“We’re pleased to learn of today’s news from the FAA in regards to assisting our nation’s airport system for continued operations during this COVID-19 crisis and saving workers’ jobs,” Indianapolis Airport Authority Executive Director Mario Rodriguez said in a statement. “The amount of money allocated for the Indianapolis Airport Authority’s overall system, particularly the more than $52 million earmarked for the Indianapolis International Airport (IND), will be a significant economic catalyst as recovery efforts begin.”
The airport authority is carefully analyzing FAA guidance in order to “quickly infuse these dollars into our local economy,” he said.
The funding is expected to support continuing operations and replace lost revenue resulting from the sharp decline in passenger traffic and other airport business due to the COVID-19 public health emergency.
The funds are available to be used for airport capital expenditures, airport operating expenses including payroll and utilities, and airport debt payments.
In receiving the funds, airport authorities and sponsors are required to maintain employment levels at at least 90% of the number of individuals employed as of March 27, though some exceptions will be allowed.
To date, the airport authority has not laid off or furloughed any employees (though airlines, including those that service Indianapolis, have laid off workers).
Commercial service airports were awarded the funding based on the number of passengers that board there, the amount of debt the airport carries and the amount of money the airport has in reserves.
Indianapolis International had roughly 4.6 million passengers board there last year, a new record.

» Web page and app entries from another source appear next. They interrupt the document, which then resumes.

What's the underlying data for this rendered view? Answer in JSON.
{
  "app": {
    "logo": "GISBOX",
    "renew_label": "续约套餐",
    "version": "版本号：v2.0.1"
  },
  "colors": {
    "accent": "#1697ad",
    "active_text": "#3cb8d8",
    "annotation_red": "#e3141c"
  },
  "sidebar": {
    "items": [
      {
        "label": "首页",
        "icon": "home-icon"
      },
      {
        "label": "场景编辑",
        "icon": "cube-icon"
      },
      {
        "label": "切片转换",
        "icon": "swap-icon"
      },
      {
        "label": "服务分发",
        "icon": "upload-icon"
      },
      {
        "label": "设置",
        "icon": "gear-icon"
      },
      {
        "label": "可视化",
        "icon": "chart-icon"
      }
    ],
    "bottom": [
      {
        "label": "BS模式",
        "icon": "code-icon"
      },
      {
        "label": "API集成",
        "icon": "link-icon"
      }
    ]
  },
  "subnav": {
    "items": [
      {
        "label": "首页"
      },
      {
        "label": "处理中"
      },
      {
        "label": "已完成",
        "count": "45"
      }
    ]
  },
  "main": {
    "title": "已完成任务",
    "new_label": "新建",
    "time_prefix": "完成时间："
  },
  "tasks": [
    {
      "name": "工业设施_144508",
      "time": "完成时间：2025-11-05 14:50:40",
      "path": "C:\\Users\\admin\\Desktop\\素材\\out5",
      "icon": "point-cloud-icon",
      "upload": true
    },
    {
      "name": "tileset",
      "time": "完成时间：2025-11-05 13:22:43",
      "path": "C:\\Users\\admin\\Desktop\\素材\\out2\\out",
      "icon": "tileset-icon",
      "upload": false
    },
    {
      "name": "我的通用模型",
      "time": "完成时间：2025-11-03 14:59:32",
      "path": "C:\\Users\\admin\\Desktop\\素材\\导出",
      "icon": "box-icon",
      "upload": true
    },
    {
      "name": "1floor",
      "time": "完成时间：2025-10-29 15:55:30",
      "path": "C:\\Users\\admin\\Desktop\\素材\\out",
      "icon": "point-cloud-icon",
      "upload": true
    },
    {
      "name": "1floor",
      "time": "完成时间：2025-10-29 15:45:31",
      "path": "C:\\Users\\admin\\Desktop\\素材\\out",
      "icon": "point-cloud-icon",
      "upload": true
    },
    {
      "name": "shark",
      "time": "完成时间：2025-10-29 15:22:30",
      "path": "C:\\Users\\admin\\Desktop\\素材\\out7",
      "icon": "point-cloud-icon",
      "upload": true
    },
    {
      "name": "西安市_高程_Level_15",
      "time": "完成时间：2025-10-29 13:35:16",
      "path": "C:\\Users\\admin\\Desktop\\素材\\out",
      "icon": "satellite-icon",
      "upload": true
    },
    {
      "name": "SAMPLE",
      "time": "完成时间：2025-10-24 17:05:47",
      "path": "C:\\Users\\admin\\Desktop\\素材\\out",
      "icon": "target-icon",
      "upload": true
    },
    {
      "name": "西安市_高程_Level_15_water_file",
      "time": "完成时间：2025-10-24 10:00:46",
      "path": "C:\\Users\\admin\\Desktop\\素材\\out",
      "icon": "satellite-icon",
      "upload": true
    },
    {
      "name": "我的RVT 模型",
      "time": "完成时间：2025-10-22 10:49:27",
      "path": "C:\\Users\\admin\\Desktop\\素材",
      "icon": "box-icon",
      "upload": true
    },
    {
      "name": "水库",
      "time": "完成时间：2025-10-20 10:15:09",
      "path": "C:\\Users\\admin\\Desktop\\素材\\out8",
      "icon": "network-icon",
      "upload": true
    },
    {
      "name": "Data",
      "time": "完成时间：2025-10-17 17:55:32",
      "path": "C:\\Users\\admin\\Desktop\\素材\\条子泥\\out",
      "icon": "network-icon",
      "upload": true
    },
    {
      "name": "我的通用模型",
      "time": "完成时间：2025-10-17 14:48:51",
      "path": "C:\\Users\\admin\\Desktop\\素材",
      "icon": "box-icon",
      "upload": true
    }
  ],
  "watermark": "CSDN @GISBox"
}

An email to an airport spokeswoman about the level of reserves the airport currently has was not immediately answered.
But last month, airport officials told IBJ the airport authority is “confident” in its financial situation and had no concerns about meeting debt obligations.
In Indianapolis, the airport this year owes about $80 million in principal and interest payments. It’s also planning about $140 million of capital improvement projects.
Nationwide, passenger traffic volume at commercial airports is projected to drop 68% between March and June, contributing to a nearly $9 billion loss for the industry in 2020.
Other Indiana airports receiving funding from the CARES Act include:
Monroe County Airport in Bloomington – $69,000
Evansville Regional – $19.7 million
Fort Wayne International – $14.5 million
Indianapolis Regional – $69,000
South Bend International -$7.2 million
Indianapolis Executive – $157,000